Ask anybody who has ever been on an application committee or who has ever worked with college applicants before: the difference is always in the details. When describing an experience in your essays, you want the reader to have such a complete and thorough understanding of where you are and what you’re doing that they could envision it in their minds. And the best way to accomplish that? Use every sense to describe the details of your environment and atmosphere (and yes, that includes touch and smell!). Some senses will be easier to describe than others, but it’s those harder ones that are really going to help paint a complete picture in your readers mind.
As mentioned in the last blog post, reading multiple other essays is a great way to get a better understanding of what makes up a successful essay (in contrast to an unsuccessful essay). You will quickly find that the essays that stand out to you most have a unique way of explaining details that shows a strong command of the English language. What does that mean? Well that means don’t just go on thesaurus.com and use a bunch of adjectives to describe your five senses. Instead, use words, analogies, and metaphors that still help you relate your senses, but in an unconventional way. There will be more on this idea in the next blog posts, which focuses on editing your essay, but for now, make sure that you at least have incorporated details about all five senses so you have something to work with when you get to the later stages.
Again, these are not the only writing tips that you should apply when starting out on your essays. In fact, these are some of the less commonly known ones. You can find more fundamental tips anywhere online, but these were what I believed to be most beneficial in helping elevating my writing to the next level. Beyond this, it’s all just editing; be sure to check out the next blog post which talks about what to do during the editing process to take your essay from good to great!
Be sure to read the entire Tips on Approaching BS/MD Essays series:
We’ve talked about how to plan for medical school in 8th and 9th grades, assuming you’ve got an early start. If[...]
Article by: By Gauri Patil BS/MD Expert Gauri Patil is a BS/MD Expert and graduate of the University of Rochester.[...]
Thinking about applying to medical school?

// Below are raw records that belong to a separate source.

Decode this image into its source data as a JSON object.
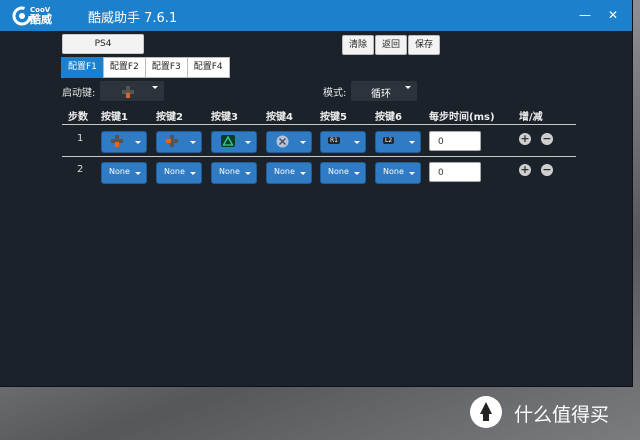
{
  "app": {
    "brand_en": "CooV",
    "brand_cn": "酷威",
    "title": "酷威助手 7.6.1",
    "minimize": "—",
    "close": "✕"
  },
  "toolbar": {
    "mode_button": "PS4",
    "clear": "清除",
    "back": "返回",
    "save": "保存"
  },
  "tabs": [
    "配置F1",
    "配置F2",
    "配置F3",
    "配置F4"
  ],
  "trigger": {
    "label": "启动键:",
    "value": ""
  },
  "mode": {
    "label": "模式:",
    "value": "循环"
  },
  "table": {
    "headers": [
      "步数",
      "按键1",
      "按键2",
      "按键3",
      "按键4",
      "按键5",
      "按键6",
      "每步时间(ms)",
      "增/减"
    ],
    "rows": [
      {
        "step": "1",
        "keys": [
          "dpad-down-icon",
          "dpad-left-icon",
          "triangle-icon",
          "cross-icon",
          "R1",
          "L2"
        ],
        "time": "0"
      },
      {
        "step": "2",
        "keys": [
          "None",
          "None",
          "None",
          "None",
          "None",
          "None"
        ],
        "time": "0"
      }
    ],
    "add": "+",
    "remove": "−"
  },
  "watermark": "什么值得买",
  "colors": {
    "accent": "#1c80cc",
    "window_bg": "#1c222a",
    "key_button": "#2f7cc4"
  }
}
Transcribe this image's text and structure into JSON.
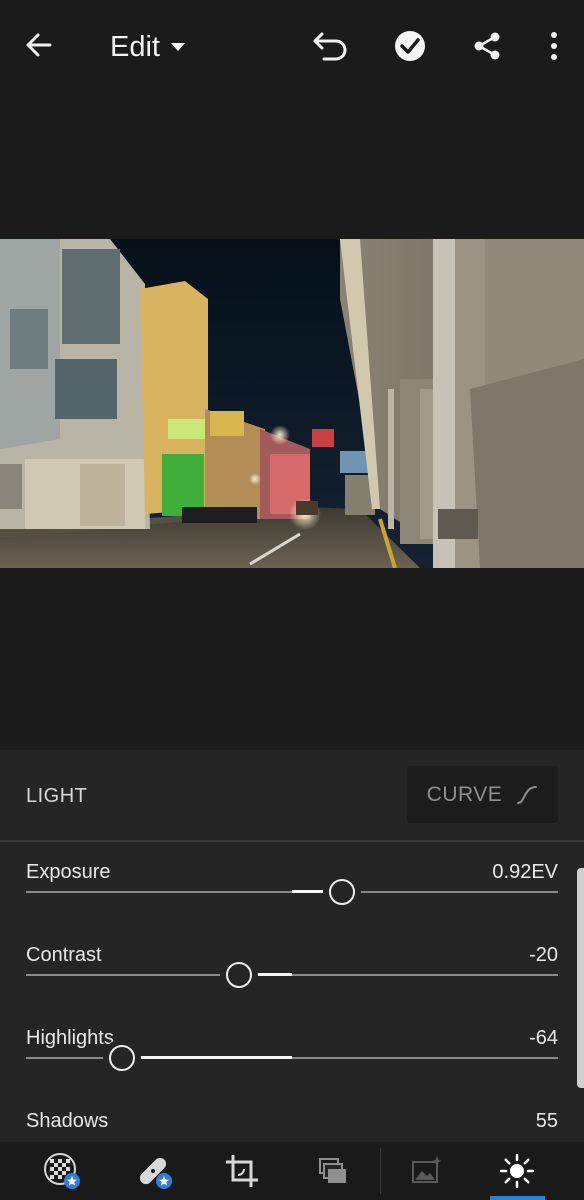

Discover what high school students need to know about obtaining a career in medicine.Download
Get ready for the USMLE Step 1 and Step 2 with this free guide to study planning and resource utilization.Download
Taking the MCAT? These 100 tips and tricks will help you ace the MCAT.Download